>>>>>

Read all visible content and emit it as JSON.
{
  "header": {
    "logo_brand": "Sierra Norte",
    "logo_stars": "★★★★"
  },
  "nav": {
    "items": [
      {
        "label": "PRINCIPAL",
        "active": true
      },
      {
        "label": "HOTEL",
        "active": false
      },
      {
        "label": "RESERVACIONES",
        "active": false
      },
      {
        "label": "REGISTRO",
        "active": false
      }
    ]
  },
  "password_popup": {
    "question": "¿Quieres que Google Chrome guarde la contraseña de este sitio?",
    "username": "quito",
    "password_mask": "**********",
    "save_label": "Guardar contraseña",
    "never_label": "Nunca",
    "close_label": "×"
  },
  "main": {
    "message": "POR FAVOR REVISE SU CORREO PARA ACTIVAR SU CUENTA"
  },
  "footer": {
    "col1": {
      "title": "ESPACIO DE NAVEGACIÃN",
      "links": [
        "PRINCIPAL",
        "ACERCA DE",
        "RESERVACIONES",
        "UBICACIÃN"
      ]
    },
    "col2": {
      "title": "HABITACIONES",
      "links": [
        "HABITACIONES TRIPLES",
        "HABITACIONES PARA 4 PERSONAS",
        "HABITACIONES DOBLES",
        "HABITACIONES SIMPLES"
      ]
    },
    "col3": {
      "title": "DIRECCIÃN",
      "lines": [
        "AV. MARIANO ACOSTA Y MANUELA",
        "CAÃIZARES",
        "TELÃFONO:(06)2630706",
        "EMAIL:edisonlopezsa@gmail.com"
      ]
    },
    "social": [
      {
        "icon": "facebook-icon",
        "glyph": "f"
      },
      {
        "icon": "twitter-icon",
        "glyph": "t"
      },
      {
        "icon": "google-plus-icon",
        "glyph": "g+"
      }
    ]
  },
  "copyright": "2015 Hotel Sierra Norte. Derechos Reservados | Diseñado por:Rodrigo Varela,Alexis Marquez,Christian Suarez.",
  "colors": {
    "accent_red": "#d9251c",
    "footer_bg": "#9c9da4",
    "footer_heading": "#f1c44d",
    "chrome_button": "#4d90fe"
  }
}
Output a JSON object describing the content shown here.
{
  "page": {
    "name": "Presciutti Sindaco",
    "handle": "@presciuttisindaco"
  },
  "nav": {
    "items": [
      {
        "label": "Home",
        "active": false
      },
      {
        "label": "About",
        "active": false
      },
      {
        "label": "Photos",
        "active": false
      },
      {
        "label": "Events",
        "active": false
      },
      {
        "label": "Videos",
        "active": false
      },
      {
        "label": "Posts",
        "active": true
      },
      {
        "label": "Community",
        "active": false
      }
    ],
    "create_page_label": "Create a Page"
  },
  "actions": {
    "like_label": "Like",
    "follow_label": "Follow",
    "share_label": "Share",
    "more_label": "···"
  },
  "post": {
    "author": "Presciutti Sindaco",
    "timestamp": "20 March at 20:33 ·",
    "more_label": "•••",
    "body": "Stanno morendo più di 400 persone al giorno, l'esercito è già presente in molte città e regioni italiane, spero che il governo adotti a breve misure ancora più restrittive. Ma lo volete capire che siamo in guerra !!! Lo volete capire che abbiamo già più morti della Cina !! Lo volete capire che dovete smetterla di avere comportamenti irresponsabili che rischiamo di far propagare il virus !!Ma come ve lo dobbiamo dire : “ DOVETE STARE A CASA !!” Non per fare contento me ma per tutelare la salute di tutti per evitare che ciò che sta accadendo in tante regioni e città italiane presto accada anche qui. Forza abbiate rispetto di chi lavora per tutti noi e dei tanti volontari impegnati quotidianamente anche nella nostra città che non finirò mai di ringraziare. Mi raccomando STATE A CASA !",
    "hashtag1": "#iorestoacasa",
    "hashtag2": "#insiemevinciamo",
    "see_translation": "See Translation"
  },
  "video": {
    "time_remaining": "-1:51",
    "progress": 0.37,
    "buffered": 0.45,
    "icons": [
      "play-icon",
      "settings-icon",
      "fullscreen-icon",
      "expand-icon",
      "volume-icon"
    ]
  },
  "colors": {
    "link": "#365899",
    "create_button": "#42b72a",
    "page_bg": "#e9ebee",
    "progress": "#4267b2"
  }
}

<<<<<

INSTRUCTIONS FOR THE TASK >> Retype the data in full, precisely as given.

WRITTEN REPLY >>
Read all visible content and emit it as JSON.
{
  "header": {
    "logo_brand": "Sierra Norte",
    "logo_stars": "★★★★"
  },
  "nav": {
    "items": [
      {
        "label": "PRINCIPAL",
        "active": true
      },
      {
        "label": "HOTEL",
        "active": false
      },
      {
        "label": "RESERVACIONES",
        "active": false
      },
      {
        "label": "REGISTRO",
        "active": false
      }
    ]
  },
  "password_popup": {
    "question": "¿Quieres que Google Chrome guarde la contraseña de este sitio?",
    "username": "quito",
    "password_mask": "**********",
    "save_label": "Guardar contraseña",
    "never_label": "Nunca",
    "close_label": "×"
  },
  "main": {
    "message": "POR FAVOR REVISE SU CORREO PARA ACTIVAR SU CUENTA"
  },
  "footer": {
    "col1": {
      "title": "ESPACIO DE NAVEGACIÃN",
      "links": [
        "PRINCIPAL",
        "ACERCA DE",
        "RESERVACIONES",
        "UBICACIÃN"
      ]
    },
    "col2": {
      "title": "HABITACIONES",
      "links": [
        "HABITACIONES TRIPLES",
        "HABITACIONES PARA 4 PERSONAS",
        "HABITACIONES DOBLES",
        "HABITACIONES SIMPLES"
      ]
    },
    "col3": {
      "title": "DIRECCIÃN",
      "lines": [
        "AV. MARIANO ACOSTA Y MANUELA",
        "CAÃIZARES",
        "TELÃFONO:(06)2630706",
        "EMAIL:edisonlopezsa@gmail.com"
      ]
    },
    "social": [
      {
        "icon": "facebook-icon",
        "glyph": "f"
      },
      {
        "icon": "twitter-icon",
        "glyph": "t"
      },
      {
        "icon": "google-plus-icon",
        "glyph": "g+"
      }
    ]
  },
  "copyright": "2015 Hotel Sierra Norte. Derechos Reservados | Diseñado por:Rodrigo Varela,Alexis Marquez,Christian Suarez.",
  "colors": {
    "accent_red": "#d9251c",
    "footer_bg": "#9c9da4",
    "footer_heading": "#f1c44d",
    "chrome_button": "#4d90fe"
  }
}
Output a JSON object describing the content shown here.
{
  "page": {
    "name": "Presciutti Sindaco",
    "handle": "@presciuttisindaco"
  },
  "nav": {
    "items": [
      {
        "label": "Home",
        "active": false
      },
      {
        "label": "About",
        "active": false
      },
      {
        "label": "Photos",
        "active": false
      },
      {
        "label": "Events",
        "active": false
      },
      {
        "label": "Videos",
        "active": false
      },
      {
        "label": "Posts",
        "active": true
      },
      {
        "label": "Community",
        "active": false
      }
    ],
    "create_page_label": "Create a Page"
  },
  "actions": {
    "like_label": "Like",
    "follow_label": "Follow",
    "share_label": "Share",
    "more_label": "···"
  },
  "post": {
    "author": "Presciutti Sindaco",
    "timestamp": "20 March at 20:33 ·",
    "more_label": "•••",
    "body": "Stanno morendo più di 400 persone al giorno, l'esercito è già presente in molte città e regioni italiane, spero che il governo adotti a breve misure ancora più restrittive. Ma lo volete capire che siamo in guerra !!! Lo volete capire che abbiamo già più morti della Cina !! Lo volete capire che dovete smetterla di avere comportamenti irresponsabili che rischiamo di far propagare il virus !!Ma come ve lo dobbiamo dire : “ DOVETE STARE A CASA !!” Non per fare contento me ma per tutelare la salute di tutti per evitare che ciò che sta accadendo in tante regioni e città italiane presto accada anche qui. Forza abbiate rispetto di chi lavora per tutti noi e dei tanti volontari impegnati quotidianamente anche nella nostra città che non finirò mai di ringraziare. Mi raccomando STATE A CASA !",
    "hashtag1": "#iorestoacasa",
    "hashtag2": "#insiemevinciamo",
    "see_translation": "See Translation"
  },
  "video": {
    "time_remaining": "-1:51",
    "progress": 0.37,
    "buffered": 0.45,
    "icons": [
      "play-icon",
      "settings-icon",
      "fullscreen-icon",
      "expand-icon",
      "volume-icon"
    ]
  },
  "colors": {
    "link": "#365899",
    "create_button": "#42b72a",
    "page_bg": "#e9ebee",
    "progress": "#4267b2"
  }
}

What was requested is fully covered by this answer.